face = wf.add_task(ik.infer_face_detection_kornia(), auto_connect=True) 

The auto_connect=True parameter means that the output of the previous task (if any) will be automatically connected to the input of this task.

Connect manually

In some cases, you might want to connect manually your algorithms. In that case, you can do the following:

face = wf.add_task(ik.infer_face_detection_kornia())
wf.connect_tasks(wf.root(), face)

blur = wf.add_task(ik.ocv_blur(kSizeWidth="61", kSizeHeight="61"))
wf.connect_tasks(face, blur, [(0,0), (1,1)])

The root() function is the root node of any workflow and contains input data (images, videos etc…). The connect_tasks() function automatically establishes a connection between two tasks, if the indexes are not specified. If the indices are provided, the function connects the output index of the source task with the input index of the target task

4. Algorithm parameters tuning

By auto-completion

blur = wf.add_task(ik.ocv_blur(kSizeWidth="61", kSizeHeight="61"), auto_connect=True)

This line adds a blur effect task to the workflow using OpenCV’s blur function.
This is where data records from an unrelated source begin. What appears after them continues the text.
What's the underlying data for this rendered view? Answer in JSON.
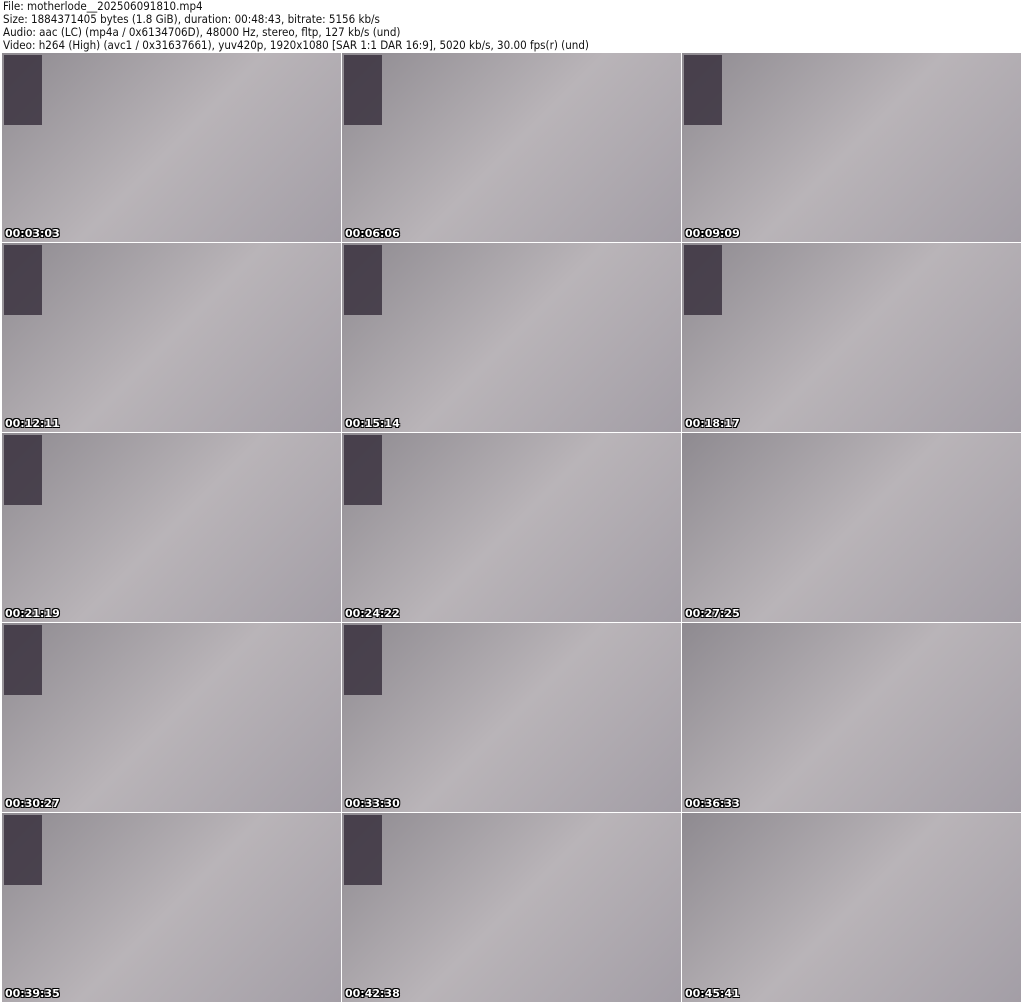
{
  "header": {
    "file": "File: motherlode__202506091810.mp4",
    "size": "Size: 1884371405 bytes (1.8 GiB), duration: 00:48:43, bitrate: 5156 kb/s",
    "audio": "Audio: aac (LC) (mp4a / 0x6134706D), 48000 Hz, stereo, fltp, 127 kb/s (und)",
    "video": "Video: h264 (High) (avc1 / 0x31637661), yuv420p, 1920x1080 [SAR 1:1 DAR 16:9], 5020 kb/s, 30.00 fps(r) (und)"
  },
  "frames": [
    "00:03:03",
    "00:06:06",
    "00:09:09",
    "00:12:11",
    "00:15:14",
    "00:18:17",
    "00:21:19",
    "00:24:22",
    "00:27:25",
    "00:30:27",
    "00:33:30",
    "00:36:33",
    "00:39:35",
    "00:42:38",
    "00:45:41"
  ]
}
The kSizeWidth and kSizeHeight parameters define the size of the kernel used for blurring.

By a Dict approach

Another way to set parameters is to use the task object directly and the ik auto-completion system for parameters name retrieval:

    ik.ocv_blur.kSizeWidth: "61",
    ik.ocv_blur.kSizeHeight: "61"

5. Apply your workflow on your image

There are 3 ways to apply workflows on images with the run_on() function.

From image path

Use the path to your image, then Ikomia loads and runs the workflow on this image:


From image buffer

Most of the time, you work with image objects (numpy or OpenCV), in this case you can do the following:

import cv2
img = cv2.imread("/path/to/your/image.png")


From image URL

When using images from the web, you can directly use their URLs:


From folder (batch processing)

In some cases, you may want to apply the same workflow on multiple images (batch processing).

To do so with Ikomia, just place your images in a folder and run on that folder :


5. Managing outputs

Ikomia provides a lot of different outputs depending on the algorithm category (object detection, object segmentation, pose estimation).

To get a detailed overview, please read this chapter.

When you want to visually inspect your results but you are not sure of the available outputs, just use a print on a task object:


It will show the task outputs information in your console:

[CImageIO(IODataType.IMAGE, CImageIO), CObjectDetectionIO()]

Accessing the output results of a task always follows the same pattern:

  1. face.get_output(n) where n is the nth output of the task (starting at 0)

Single image

If the output is of type CImageIO, you can get a numpy image with :

  • face.get_output(n).get_image() : get numpy array image

Single image with graphics (bounding boxes)

  • face.get_image_with_graphics() : get numpy image with burned graphics such as bounding boxes, text, points or polygons on your input image.

Results as objects

  • face.get_results() which returns an object containing all results

  • face.get_results().get_objects() which returns a list of all objects

Results as JSON

  • face.get_results().to_json() which returns your results in JSON format

6. Display your results

Ikomia provides a useful tool to easily display your image results.

Based on the PIL image library, you can now inspect your results in one line of code.